On Monday, 13 November, President Jacob Zuma released the Report of the Commission of Inquiry into Higher Education and Training (the Fees Commission report).
The Fees Commission was established by the president in January 2016 and led by Judge Jonathan Heher, assisted by advocate Gregory Ally and Leah Khumalo. The report was received by the presidency on 30 August 2017, and according to a statement released by the presidency spokesperson Bongani Ngqulunga in late October (in response to a spate of protests demanding the report’s release), it was being finalised before its final release.
The Daily Vox rounds up what we learned from the executive summary.
1. The report acknowledges that everyone has a right to further education and that the state has a duty to make this realise this, progressively, a goal that is only realisable “in time”.
2. But it says that totally free education is not in the best interests of South Africa’s higher education sector and that “those who can afford to pay must pay”.
3. It describes existing schemes for funding education as “inequitable, inadequate and unsustainable”.
4. The Technical and Vocational Education and Training (TVET) sector is the biggest winner of the Fees Commission report. It says SA needs to “expand, improve and streamline” TVET institutions so that they become “institutions of first choice”.
5. To fund this expansion, the commission recommends pouring R50-billion into TVET.
6. That money, it says, should come from the surplus from the Unemployed Insurance Fund (UIF). According to a July 2016 report in the City Press, the UIF is sitting on a surplus of R99-billion.
7. For everyone else, it recommends an income contingent loan (ICL), through public/private partnerships with financial institutions, all of which will be underwritten by government.
8. It recommends that application and registration fees for higher education and training institutions be scrapped. So, yay for that.
9. It agrees with the higher education ministerial task team which recommended BBBEE points be used when funding poor and missing middle students.
10. The Commission also recommends that an education fund be set up for the development of higher education, bursaries etc, which companies, individuals and aid agencies can contribute to.
The report itself is about 750 pages long and will require some deep reading in order to understand how the Commission came to its conclusions.
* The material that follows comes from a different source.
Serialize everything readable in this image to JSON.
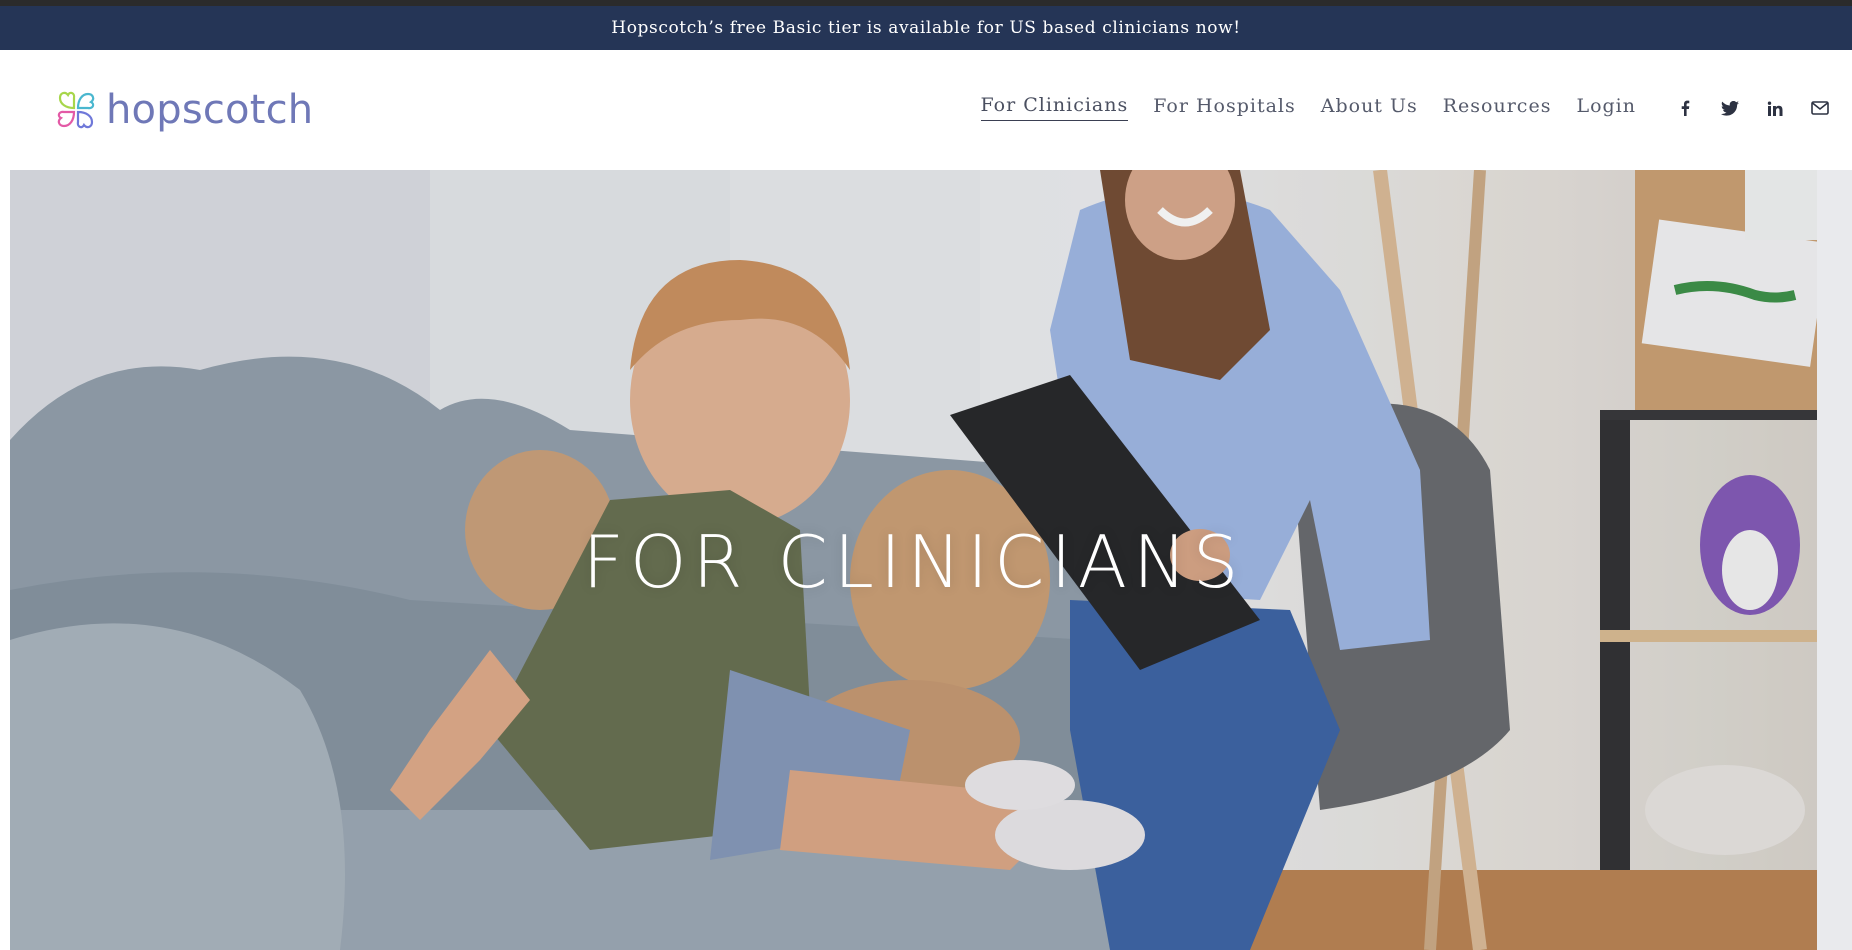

Stay tuned to our website and social media for more on the report.